So you’ve heard about our slope top lockers beginner blog and you’re ready to start choosing the perfect slope top to complete your new design? Welded slope tops and continuous slope tops each offer different benefits to the user and to the space. So why would a customer choose one over the other?

 

 

 

Structural Integrity

Welded slope tops are by far the sturdier option. Usually made of thicker steel and more securely bonded to the locker, these can easily withstand backpacks and other objects being thrown at them, and don’t easily dent. Continuous slope tops, on the other hand, have the potential to bend over time if objects are thrown, and may even show marks.

Welded slope tops are finished and inspected by the manufacturer, too, which could provide additional quality and consistency, compared to continuous slope tops that are installed on site by various contractors with different levels of time and attention.

 

Appearance

Welded Slope TopFor some customers, it’s important to have a well-finished look to the lockers. The continuous slope top doesn’t have as many breaks as the welded, being made from a single piece of steel. The spliced plate looks like one continuous run and has far fewer defined markings.

On the welded slope top, you can see the breaks where the pieces have been bonded together. In this case, it is a trade-off between security and aesthetics, and it all depends Continuous Slope Topon what matters more to you.

The standard angle for continuous slope tops is 18 degrees, while 25 degrees is typical for welded slope tops. The steeper angle is a little easier to clean, harder for any dust to accumulate, and harder to put objects on top of. Even this small difference can affect the appearance; it appears either sharper or milder.

 

Installation Time

Not all job sites have tons of time available for locker installation, which can be another factor in the final decision. Continuous slope tops have to be cut and installed in the field, which increases the total install time. But a factory attached slope comes ready to be installed, resulting in a shorter on-site installation. Check out the links below for a time-lapse video on both installations.

Factory Attached Slope Top Video

Continuous Slope Top Video

 

Matching the Locker

Knock down lockers are those that are delivered in parts to be assembled by a trained team on-site. Continuous slope tops are always used for this type of locker, since the locker runs and numbers aren’t confirmed until after installation, and the continuous slope tops allow for customization at the last minute.

Welded lockers come in fully assembled units and are furnished with welded slope tops if desired. Continuous slope tops can be requested instead, in which case they will be attached on-site after installation.

 

Material

The thickness of steel used to make lockers and slope tops is measured in ‘gauges’, and the lower the number the thicker the steel. For instance, 20-gauge steel is thinner than 15 gauge steel.Gauge Comparison

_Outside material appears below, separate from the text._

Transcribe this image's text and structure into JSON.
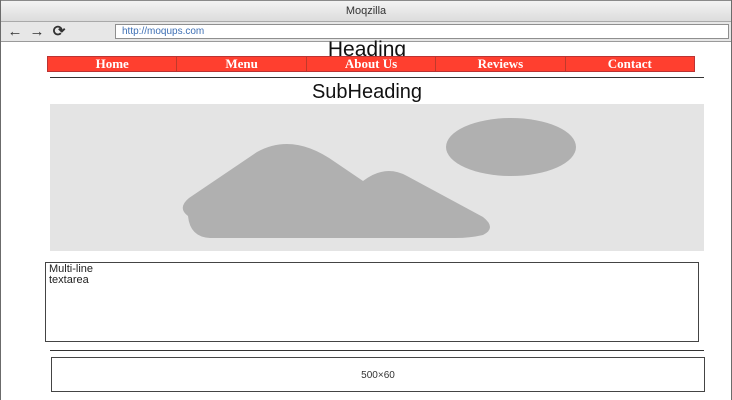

Continuous slope tops are typically made with 20-gauge steel, but it is common to upgrade to 18 gauge. Welded slope tops are made in 18-16 gauge, making the structure more heavy-duty and much stronger. Still, the construction is what gives a slope top its agility and is more important than the actual gauge of the steel. So an 18-gauge welded slope top will still be stronger than a 16-gauge continuous slope top because the structural integrity of the welded is stronger.

 

Cost Difference

When it comes down to pricing, welded slope tops end up being 8-10 percent more expensive than continuous. More steel goes into manufacturing these and the cost of additional materials and labor are factors.

 

How Can I Order?

Do you know which kind of slope top will work best for your lockers? Be specific about the details when contacting the manufacturer.

  • “Continuous slope top” is fairly industry standard, while “welded slope top” can also be interchanged with “four-sided unitized” or “factory attached”.
  • Specify the gauge of steel you want, typically 20-, 18-, 16-gauge steel for either welded or continuous slope tops.
  • Let the manufacturer know if you have express requirements. If you don’t spell it out you’ll get the most basic version.

 
 

If you don’t know what kind of slope top will work best for your lockers, let us help!

DeBourgh takes pride in delivering the highest caliber lockers to its customers and is ready to help you figure out what will work best for you.